Whereas before in the EU only the Council and Commission worked everything out amongst themselves, now the Parliament has to be included in decisions on the new dairy market reform. It is questionable, though, whether this will actually result in more democracy. “Unfortunately, as you can see, the old “double act” – Council and Commission – looks as though it still does not want to take the Parliament’s opinion on board”, is how Schaber criticises the situation in Brussels. Do the policy-makers want to solve the crisis or merely pretend they are doing something? Inactivity will quickly reproduce the Swiss situation in the EU. In 2009 the Swiss legislator abolished the quotas without bringing in a sensible follow-up regulation for the dairy market. Since then, farm-gate prices have been in a downward spiral. For the European milk producers it is incomprehensible how the EU Council in particular is being so irresponsible and ignorant in wasting every opportunity to bring balance into the dairy market and overcome the severe crisis. The problems in milk production are not being taken seriously; the protesting dairy farmers are simply being ignored. Politicians have forgotten that it was their protests that forced them to put the situation in the dairy sector on the political agenda.

Contact: Silvia Däberitz, EMB Press Officer (DE, EN, ES): 0049 2381 4361 200



 


EMB – European Milk Board, Office

Bahnhofstraße 31, D – 59065 Hamm, Germany

Tel.: 0049 – 2381 – 4360495

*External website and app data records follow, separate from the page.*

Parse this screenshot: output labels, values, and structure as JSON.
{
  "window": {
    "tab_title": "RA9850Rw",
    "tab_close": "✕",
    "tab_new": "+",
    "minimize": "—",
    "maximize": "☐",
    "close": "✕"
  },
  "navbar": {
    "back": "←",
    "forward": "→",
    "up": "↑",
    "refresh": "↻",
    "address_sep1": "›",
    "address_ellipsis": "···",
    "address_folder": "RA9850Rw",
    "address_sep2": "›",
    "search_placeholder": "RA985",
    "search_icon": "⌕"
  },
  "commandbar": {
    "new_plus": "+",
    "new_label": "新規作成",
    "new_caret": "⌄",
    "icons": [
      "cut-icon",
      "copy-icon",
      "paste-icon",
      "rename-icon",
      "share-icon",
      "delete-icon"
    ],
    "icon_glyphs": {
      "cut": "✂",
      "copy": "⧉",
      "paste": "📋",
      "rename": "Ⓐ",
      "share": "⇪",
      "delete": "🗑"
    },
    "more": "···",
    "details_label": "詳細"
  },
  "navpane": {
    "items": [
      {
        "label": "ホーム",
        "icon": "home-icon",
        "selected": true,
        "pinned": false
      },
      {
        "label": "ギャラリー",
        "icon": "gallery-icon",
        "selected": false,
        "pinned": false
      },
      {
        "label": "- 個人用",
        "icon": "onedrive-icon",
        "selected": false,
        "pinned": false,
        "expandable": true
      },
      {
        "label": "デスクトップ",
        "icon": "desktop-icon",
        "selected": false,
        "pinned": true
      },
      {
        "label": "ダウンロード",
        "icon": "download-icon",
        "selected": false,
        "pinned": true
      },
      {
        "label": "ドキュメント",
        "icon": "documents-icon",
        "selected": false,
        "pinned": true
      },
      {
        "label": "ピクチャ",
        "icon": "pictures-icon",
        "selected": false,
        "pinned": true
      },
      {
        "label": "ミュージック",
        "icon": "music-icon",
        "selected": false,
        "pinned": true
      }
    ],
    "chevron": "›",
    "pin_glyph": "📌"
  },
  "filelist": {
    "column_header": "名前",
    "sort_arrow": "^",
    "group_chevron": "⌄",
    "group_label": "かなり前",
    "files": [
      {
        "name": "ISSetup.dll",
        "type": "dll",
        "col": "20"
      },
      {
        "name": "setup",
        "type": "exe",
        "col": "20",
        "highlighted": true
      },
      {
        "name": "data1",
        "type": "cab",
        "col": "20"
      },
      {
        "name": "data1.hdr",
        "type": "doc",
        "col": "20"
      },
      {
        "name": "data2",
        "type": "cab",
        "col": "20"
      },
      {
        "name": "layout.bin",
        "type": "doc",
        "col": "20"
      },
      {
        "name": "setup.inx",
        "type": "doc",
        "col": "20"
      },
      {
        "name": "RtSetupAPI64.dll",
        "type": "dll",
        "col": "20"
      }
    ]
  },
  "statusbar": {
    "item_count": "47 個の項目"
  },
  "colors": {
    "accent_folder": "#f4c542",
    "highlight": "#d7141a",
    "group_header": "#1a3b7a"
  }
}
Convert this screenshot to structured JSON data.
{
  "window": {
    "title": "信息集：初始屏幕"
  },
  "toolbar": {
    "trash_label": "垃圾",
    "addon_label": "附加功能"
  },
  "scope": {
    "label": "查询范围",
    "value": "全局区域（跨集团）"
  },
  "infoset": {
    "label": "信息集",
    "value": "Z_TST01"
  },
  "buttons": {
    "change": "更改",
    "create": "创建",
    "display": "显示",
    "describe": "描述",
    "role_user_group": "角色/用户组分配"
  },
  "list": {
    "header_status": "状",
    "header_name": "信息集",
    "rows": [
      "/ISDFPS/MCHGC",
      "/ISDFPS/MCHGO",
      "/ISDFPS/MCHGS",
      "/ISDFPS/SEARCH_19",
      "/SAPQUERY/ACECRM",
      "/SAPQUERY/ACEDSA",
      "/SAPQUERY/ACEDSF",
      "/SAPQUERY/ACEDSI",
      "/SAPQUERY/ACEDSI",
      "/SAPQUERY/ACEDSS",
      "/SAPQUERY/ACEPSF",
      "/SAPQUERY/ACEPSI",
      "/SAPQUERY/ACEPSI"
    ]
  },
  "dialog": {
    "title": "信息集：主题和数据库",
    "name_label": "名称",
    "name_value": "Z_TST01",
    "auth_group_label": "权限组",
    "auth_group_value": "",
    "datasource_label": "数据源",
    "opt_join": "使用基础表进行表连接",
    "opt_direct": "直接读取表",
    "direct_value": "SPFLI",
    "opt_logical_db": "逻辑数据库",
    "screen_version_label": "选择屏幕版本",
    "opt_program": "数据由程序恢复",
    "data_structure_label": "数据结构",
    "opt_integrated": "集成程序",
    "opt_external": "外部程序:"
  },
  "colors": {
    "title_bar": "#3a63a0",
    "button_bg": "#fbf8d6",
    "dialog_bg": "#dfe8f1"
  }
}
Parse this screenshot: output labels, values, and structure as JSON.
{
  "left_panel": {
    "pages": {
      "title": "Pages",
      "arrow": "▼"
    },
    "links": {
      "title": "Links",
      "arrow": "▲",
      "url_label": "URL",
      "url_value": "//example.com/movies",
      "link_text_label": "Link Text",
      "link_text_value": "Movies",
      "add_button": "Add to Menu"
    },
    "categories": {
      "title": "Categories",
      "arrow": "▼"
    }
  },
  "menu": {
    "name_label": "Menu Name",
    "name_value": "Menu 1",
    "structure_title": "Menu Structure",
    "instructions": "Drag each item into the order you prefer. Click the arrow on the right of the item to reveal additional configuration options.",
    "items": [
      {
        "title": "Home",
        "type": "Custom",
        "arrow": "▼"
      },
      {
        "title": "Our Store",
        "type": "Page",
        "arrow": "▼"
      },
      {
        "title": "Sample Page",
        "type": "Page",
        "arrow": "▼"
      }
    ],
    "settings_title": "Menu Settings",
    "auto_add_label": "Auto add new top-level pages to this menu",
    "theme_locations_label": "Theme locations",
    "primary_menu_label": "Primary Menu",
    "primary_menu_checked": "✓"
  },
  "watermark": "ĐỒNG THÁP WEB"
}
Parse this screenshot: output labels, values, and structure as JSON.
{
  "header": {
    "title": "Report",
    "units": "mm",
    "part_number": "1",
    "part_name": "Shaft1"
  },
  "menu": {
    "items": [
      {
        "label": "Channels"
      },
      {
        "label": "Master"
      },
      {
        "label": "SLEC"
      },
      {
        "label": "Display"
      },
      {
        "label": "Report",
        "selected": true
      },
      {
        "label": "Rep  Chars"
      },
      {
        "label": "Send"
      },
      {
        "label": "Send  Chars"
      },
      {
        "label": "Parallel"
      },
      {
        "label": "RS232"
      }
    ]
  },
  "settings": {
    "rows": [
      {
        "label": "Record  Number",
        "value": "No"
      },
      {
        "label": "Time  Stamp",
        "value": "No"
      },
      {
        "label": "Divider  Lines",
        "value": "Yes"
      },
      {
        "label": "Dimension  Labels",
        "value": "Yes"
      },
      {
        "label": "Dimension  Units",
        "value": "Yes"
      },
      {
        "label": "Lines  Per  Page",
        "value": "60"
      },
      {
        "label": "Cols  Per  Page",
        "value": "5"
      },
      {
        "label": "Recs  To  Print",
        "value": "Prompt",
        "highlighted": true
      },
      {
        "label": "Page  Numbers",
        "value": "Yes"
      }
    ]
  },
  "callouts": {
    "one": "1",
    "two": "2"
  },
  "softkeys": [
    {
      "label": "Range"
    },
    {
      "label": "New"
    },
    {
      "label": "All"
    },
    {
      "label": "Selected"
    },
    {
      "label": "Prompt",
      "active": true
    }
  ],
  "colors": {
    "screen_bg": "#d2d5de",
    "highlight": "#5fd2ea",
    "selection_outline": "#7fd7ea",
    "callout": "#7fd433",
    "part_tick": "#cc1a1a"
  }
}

Fax: 0049 – 2381 – 4361153

office@europeanmilkboard.org

www.europeanmilkboard.org


Please click here for a pdf-version of this document

 


More News

30.08.2016

Shift of direction of EU milk policy: milk volumes to be cut

EU measures for voluntary production cuts in place

19.08.2016

Canadian National Farmers Union suggests Hogan supply management system

European Union, 2014

The president of the Canadian NFU has written to the EU's agriculture Commissioner Phil Hogan: Jan Slomp encourages Hogan to adopt a Canadian-style supply management system in order to end the European dairy crisis. Letter on dairy crisis sent to Commissioner Hogan (July 22)

12.08.2016

Dairy farmers' protests in Europe

England: Dairy farmers blockade Müller site over milk price freeze About 80 farmers have joined the blockade of the Müller site in Shropshire on August 7, organised by Farmers For Action. The action was prompted by Müller’s announcement to hold its standard non-aligned liquid milk price for September at about 18p/litre (ca....

09.08.2016

Newsletter August online!

As we go deeper and deeper into the crisis, we can see that it is crucial to really do something about the oversupply of milk that is putting so much pressure on the prices. To those who say that such a policy signifies a lack of confidence in the post-quota EU dairy sector, I would make one simple point:  it’s high time...

02.08.2016

Appeal to the EU Ministers for Agriculture and the EU Commission

Make sure you organise the voluntary restraint on supply properly! It’s the only way to stabilise the market

19.07.2016

No consequent action to combat the crisis in the dairy sector

The measures adopted by the Agriculture Council are far from enough to overcome the crisis

15.07.2016

No end in sight for the horrors plaguing the dairy sector

Current cost calculations still show disastrous shortfall in cost coverage in milk production